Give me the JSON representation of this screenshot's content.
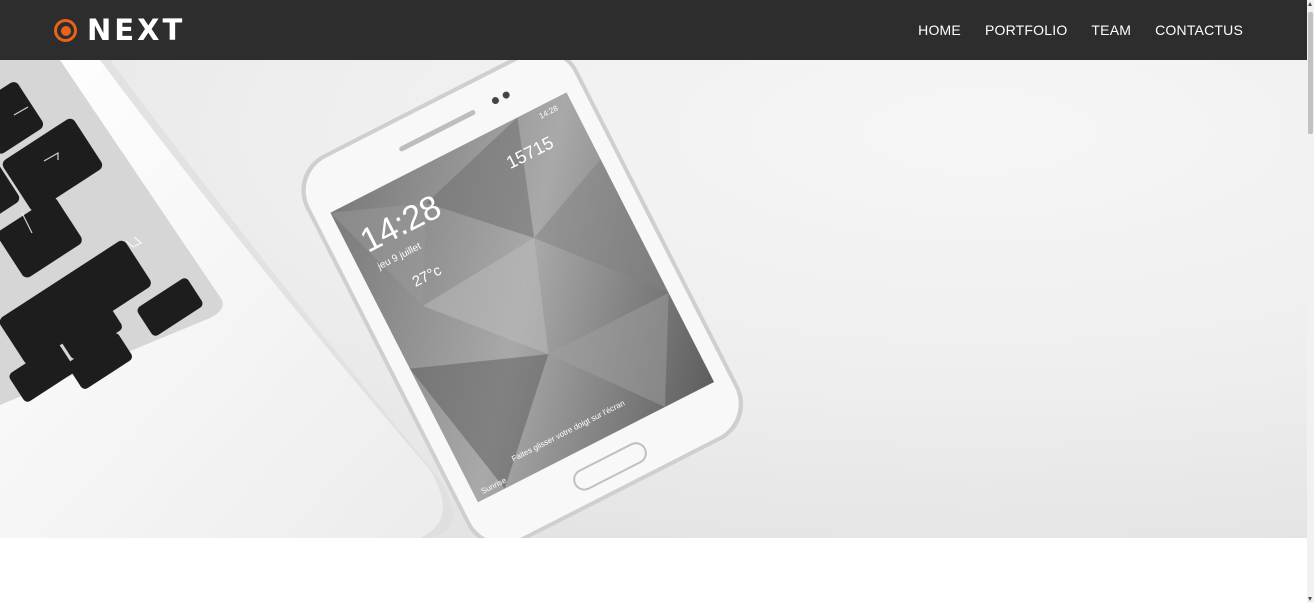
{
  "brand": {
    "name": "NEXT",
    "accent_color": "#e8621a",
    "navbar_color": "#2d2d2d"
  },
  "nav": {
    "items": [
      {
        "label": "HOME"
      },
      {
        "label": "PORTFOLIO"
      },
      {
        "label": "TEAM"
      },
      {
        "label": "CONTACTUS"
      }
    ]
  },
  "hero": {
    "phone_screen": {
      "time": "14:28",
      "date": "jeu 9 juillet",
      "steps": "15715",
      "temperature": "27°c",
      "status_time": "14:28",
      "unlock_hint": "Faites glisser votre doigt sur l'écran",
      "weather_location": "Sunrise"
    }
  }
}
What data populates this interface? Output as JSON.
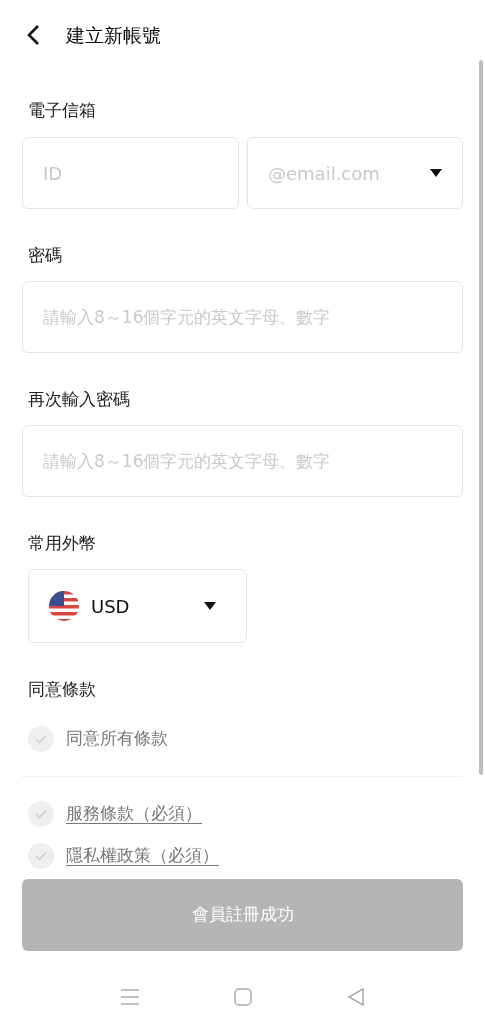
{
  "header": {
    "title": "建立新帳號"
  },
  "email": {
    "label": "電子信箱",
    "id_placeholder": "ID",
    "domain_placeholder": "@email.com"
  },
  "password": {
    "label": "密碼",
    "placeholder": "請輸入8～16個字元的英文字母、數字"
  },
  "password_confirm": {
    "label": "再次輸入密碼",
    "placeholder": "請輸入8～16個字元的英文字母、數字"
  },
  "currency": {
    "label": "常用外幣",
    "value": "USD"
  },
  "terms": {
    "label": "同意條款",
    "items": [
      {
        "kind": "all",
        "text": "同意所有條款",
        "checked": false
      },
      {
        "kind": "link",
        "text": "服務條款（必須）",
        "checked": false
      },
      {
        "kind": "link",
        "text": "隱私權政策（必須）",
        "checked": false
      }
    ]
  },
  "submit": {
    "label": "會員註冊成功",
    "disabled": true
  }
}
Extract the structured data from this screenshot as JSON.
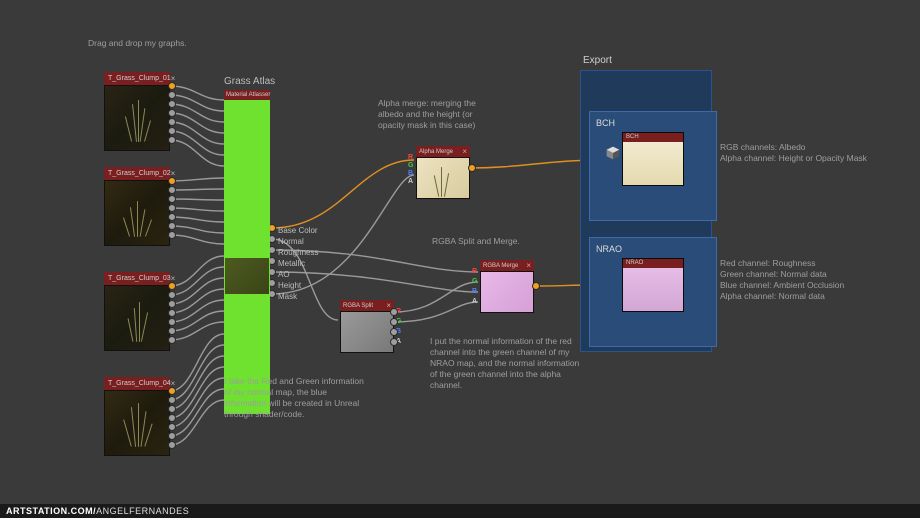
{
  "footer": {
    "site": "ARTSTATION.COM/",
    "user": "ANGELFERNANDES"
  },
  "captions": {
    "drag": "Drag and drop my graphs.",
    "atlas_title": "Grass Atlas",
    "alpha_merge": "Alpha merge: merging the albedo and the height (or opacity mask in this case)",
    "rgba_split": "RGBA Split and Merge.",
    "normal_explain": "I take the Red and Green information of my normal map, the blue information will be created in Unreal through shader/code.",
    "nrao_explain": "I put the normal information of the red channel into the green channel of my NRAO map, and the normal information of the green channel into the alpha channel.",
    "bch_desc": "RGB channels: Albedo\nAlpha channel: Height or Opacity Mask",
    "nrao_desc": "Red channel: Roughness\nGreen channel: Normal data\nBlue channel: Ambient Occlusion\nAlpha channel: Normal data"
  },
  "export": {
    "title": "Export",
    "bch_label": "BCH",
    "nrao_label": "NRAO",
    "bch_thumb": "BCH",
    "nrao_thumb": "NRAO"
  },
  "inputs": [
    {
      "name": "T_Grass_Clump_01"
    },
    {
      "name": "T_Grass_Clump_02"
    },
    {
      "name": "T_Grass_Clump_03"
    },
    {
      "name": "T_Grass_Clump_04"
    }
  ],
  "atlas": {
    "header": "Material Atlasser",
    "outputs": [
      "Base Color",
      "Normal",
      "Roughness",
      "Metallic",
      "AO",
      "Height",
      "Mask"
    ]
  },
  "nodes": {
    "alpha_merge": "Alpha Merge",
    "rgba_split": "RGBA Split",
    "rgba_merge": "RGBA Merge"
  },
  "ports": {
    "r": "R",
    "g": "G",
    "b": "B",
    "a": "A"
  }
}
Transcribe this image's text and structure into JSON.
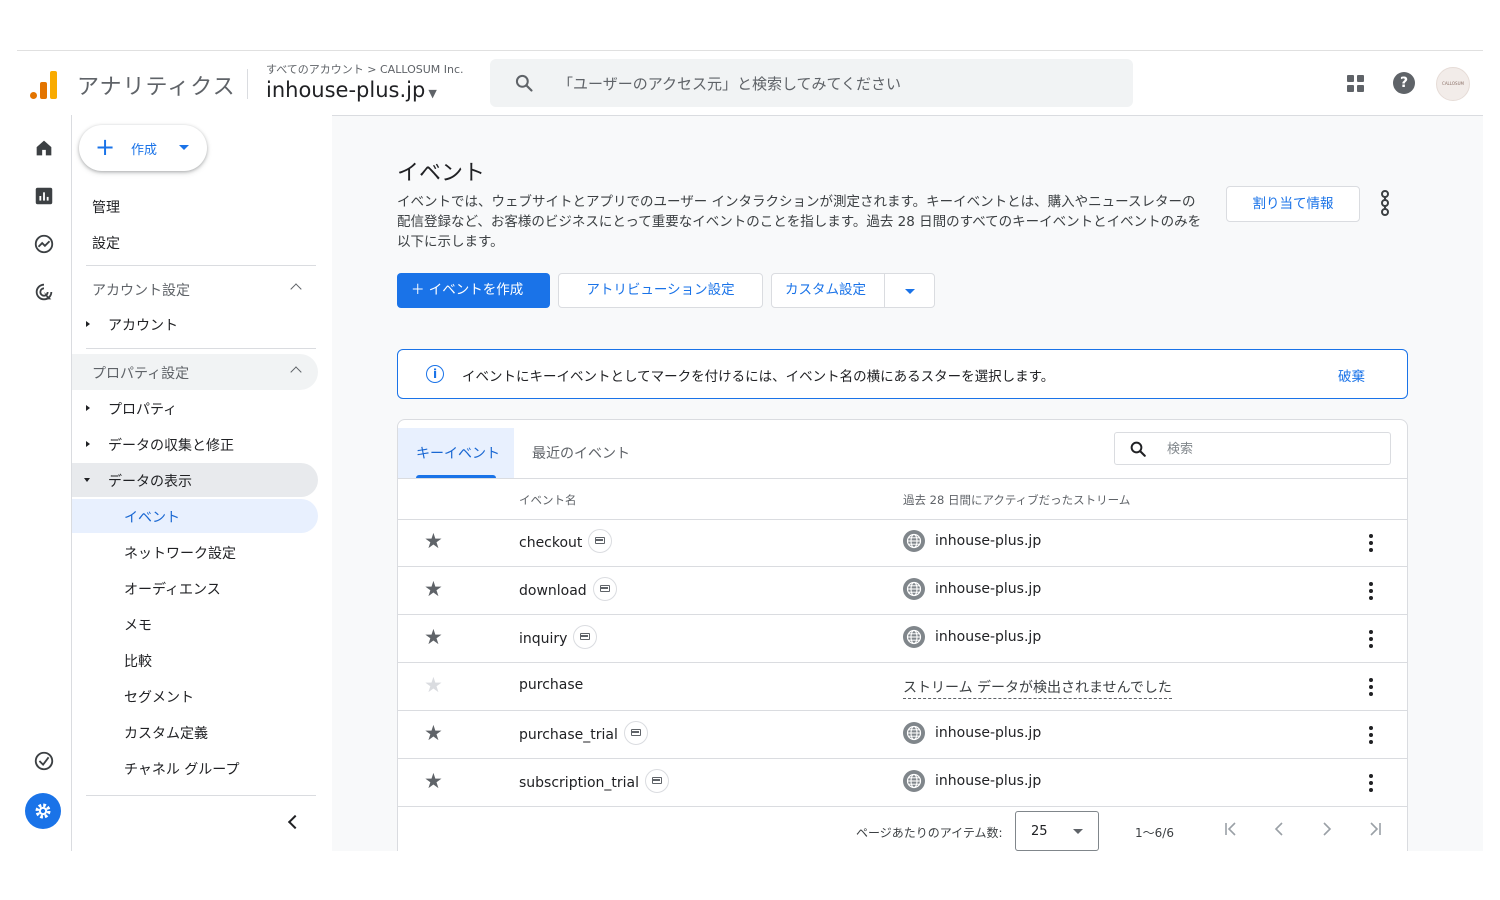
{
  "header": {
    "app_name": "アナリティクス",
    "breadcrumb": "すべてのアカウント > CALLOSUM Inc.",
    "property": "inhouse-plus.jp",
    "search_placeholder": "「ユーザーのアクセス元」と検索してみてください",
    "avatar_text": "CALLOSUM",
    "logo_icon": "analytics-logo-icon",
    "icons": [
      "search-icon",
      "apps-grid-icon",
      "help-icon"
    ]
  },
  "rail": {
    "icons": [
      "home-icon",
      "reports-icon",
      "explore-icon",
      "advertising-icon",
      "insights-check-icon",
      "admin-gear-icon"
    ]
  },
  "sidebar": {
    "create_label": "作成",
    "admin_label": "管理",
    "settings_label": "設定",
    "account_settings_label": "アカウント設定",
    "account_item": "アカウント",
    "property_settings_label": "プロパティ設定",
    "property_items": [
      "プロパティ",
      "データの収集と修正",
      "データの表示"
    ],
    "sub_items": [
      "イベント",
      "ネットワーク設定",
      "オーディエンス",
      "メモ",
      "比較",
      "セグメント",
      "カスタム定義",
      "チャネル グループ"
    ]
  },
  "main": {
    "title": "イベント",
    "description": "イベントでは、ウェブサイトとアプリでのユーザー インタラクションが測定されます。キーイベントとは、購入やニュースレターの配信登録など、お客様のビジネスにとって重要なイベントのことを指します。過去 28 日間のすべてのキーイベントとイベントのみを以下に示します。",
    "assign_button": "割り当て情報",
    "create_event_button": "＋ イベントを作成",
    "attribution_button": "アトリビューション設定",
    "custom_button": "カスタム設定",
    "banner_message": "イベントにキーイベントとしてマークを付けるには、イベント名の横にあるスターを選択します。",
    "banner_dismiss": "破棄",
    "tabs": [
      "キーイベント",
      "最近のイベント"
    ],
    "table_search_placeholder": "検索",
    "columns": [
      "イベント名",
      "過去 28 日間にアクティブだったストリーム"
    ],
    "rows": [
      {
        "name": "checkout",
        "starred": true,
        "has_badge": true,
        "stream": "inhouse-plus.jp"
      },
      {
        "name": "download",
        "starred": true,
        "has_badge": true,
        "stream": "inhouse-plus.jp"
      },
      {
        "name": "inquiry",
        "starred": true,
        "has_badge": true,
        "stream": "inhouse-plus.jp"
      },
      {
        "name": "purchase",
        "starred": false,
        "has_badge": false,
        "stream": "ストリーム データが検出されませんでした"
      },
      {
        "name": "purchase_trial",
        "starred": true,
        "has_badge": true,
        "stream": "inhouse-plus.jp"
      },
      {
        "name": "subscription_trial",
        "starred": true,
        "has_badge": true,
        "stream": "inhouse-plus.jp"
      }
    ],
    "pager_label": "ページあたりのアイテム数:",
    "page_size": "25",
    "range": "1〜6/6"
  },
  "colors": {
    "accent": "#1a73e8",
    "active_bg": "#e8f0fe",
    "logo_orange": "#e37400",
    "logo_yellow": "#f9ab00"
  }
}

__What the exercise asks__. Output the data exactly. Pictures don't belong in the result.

__Answer to this exercise__.
Give me the JSON representation of this screenshot's content.
{
  "brand": {
    "name": "NEXT",
    "accent_color": "#e8621a",
    "navbar_color": "#2d2d2d"
  },
  "nav": {
    "items": [
      {
        "label": "HOME"
      },
      {
        "label": "PORTFOLIO"
      },
      {
        "label": "TEAM"
      },
      {
        "label": "CONTACTUS"
      }
    ]
  },
  "hero": {
    "phone_screen": {
      "time": "14:28",
      "date": "jeu 9 juillet",
      "steps": "15715",
      "temperature": "27°c",
      "status_time": "14:28",
      "unlock_hint": "Faites glisser votre doigt sur l'écran",
      "weather_location": "Sunrise"
    }
  }
}
What data populates this interface? Output as JSON.
{
  "header": {
    "title": "建立新帳號"
  },
  "email": {
    "label": "電子信箱",
    "id_placeholder": "ID",
    "domain_placeholder": "@email.com"
  },
  "password": {
    "label": "密碼",
    "placeholder": "請輸入8～16個字元的英文字母、數字"
  },
  "password_confirm": {
    "label": "再次輸入密碼",
    "placeholder": "請輸入8～16個字元的英文字母、數字"
  },
  "currency": {
    "label": "常用外幣",
    "value": "USD"
  },
  "terms": {
    "label": "同意條款",
    "items": [
      {
        "kind": "all",
        "text": "同意所有條款",
        "checked": false
      },
      {
        "kind": "link",
        "text": "服務條款（必須）",
        "checked": false
      },
      {
        "kind": "link",
        "text": "隱私權政策（必須）",
        "checked": false
      }
    ]
  },
  "submit": {
    "label": "會員註冊成功",
    "disabled": true
  }
}
Extract the structured data from this screenshot as JSON.
{
  "footer": {
    "site": "ARTSTATION.COM/",
    "user": "ANGELFERNANDES"
  },
  "captions": {
    "drag": "Drag and drop my graphs.",
    "atlas_title": "Grass Atlas",
    "alpha_merge": "Alpha merge: merging the albedo and the height (or opacity mask in this case)",
    "rgba_split": "RGBA Split and Merge.",
    "normal_explain": "I take the Red and Green information of my normal map, the blue information will be created in Unreal through shader/code.",
    "nrao_explain": "I put the normal information of the red channel into the green channel of my NRAO map, and the normal information of the green channel into the alpha channel.",
    "bch_desc": "RGB channels: Albedo\nAlpha channel: Height or Opacity Mask",
    "nrao_desc": "Red channel: Roughness\nGreen channel: Normal data\nBlue channel: Ambient Occlusion\nAlpha channel: Normal data"
  },
  "export": {
    "title": "Export",
    "bch_label": "BCH",
    "nrao_label": "NRAO",
    "bch_thumb": "BCH",
    "nrao_thumb": "NRAO"
  },
  "inputs": [
    {
      "name": "T_Grass_Clump_01"
    },
    {
      "name": "T_Grass_Clump_02"
    },
    {
      "name": "T_Grass_Clump_03"
    },
    {
      "name": "T_Grass_Clump_04"
    }
  ],
  "atlas": {
    "header": "Material Atlasser",
    "outputs": [
      "Base Color",
      "Normal",
      "Roughness",
      "Metallic",
      "AO",
      "Height",
      "Mask"
    ]
  },
  "nodes": {
    "alpha_merge": "Alpha Merge",
    "rgba_split": "RGBA Split",
    "rgba_merge": "RGBA Merge"
  },
  "ports": {
    "r": "R",
    "g": "G",
    "b": "B",
    "a": "A"
  }
}
Transcribe this image's text and structure into JSON.
{
  "header": {
    "app_name": "アナリティクス",
    "breadcrumb": "すべてのアカウント > CALLOSUM Inc.",
    "property": "inhouse-plus.jp",
    "search_placeholder": "「ユーザーのアクセス元」と検索してみてください",
    "avatar_text": "CALLOSUM",
    "logo_icon": "analytics-logo-icon",
    "icons": [
      "search-icon",
      "apps-grid-icon",
      "help-icon"
    ]
  },
  "rail": {
    "icons": [
      "home-icon",
      "reports-icon",
      "explore-icon",
      "advertising-icon",
      "insights-check-icon",
      "admin-gear-icon"
    ]
  },
  "sidebar": {
    "create_label": "作成",
    "admin_label": "管理",
    "settings_label": "設定",
    "account_settings_label": "アカウント設定",
    "account_item": "アカウント",
    "property_settings_label": "プロパティ設定",
    "property_items": [
      "プロパティ",
      "データの収集と修正",
      "データの表示"
    ],
    "sub_items": [
      "イベント",
      "ネットワーク設定",
      "オーディエンス",
      "メモ",
      "比較",
      "セグメント",
      "カスタム定義",
      "チャネル グループ"
    ]
  },
  "main": {
    "title": "イベント",
    "description": "イベントでは、ウェブサイトとアプリでのユーザー インタラクションが測定されます。キーイベントとは、購入やニュースレターの配信登録など、お客様のビジネスにとって重要なイベントのことを指します。過去 28 日間のすべてのキーイベントとイベントのみを以下に示します。",
    "assign_button": "割り当て情報",
    "create_event_button": "＋ イベントを作成",
    "attribution_button": "アトリビューション設定",
    "custom_button": "カスタム設定",
    "banner_message": "イベントにキーイベントとしてマークを付けるには、イベント名の横にあるスターを選択します。",
    "banner_dismiss": "破棄",
    "tabs": [
      "キーイベント",
      "最近のイベント"
    ],
    "table_search_placeholder": "検索",
    "columns": [
      "イベント名",
      "過去 28 日間にアクティブだったストリーム"
    ],
    "rows": [
      {
        "name": "checkout",
        "starred": true,
        "has_badge": true,
        "stream": "inhouse-plus.jp"
      },
      {
        "name": "download",
        "starred": true,
        "has_badge": true,
        "stream": "inhouse-plus.jp"
      },
      {
        "name": "inquiry",
        "starred": true,
        "has_badge": true,
        "stream": "inhouse-plus.jp"
      },
      {
        "name": "purchase",
        "starred": false,
        "has_badge": false,
        "stream": "ストリーム データが検出されませんでした"
      },
      {
        "name": "purchase_trial",
        "starred": true,
        "has_badge": true,
        "stream": "inhouse-plus.jp"
      },
      {
        "name": "subscription_trial",
        "starred": true,
        "has_badge": true,
        "stream": "inhouse-plus.jp"
      }
    ],
    "pager_label": "ページあたりのアイテム数:",
    "page_size": "25",
    "range": "1〜6/6"
  },
  "colors": {
    "accent": "#1a73e8",
    "active_bg": "#e8f0fe",
    "logo_orange": "#e37400",
    "logo_yellow": "#f9ab00"
  }
}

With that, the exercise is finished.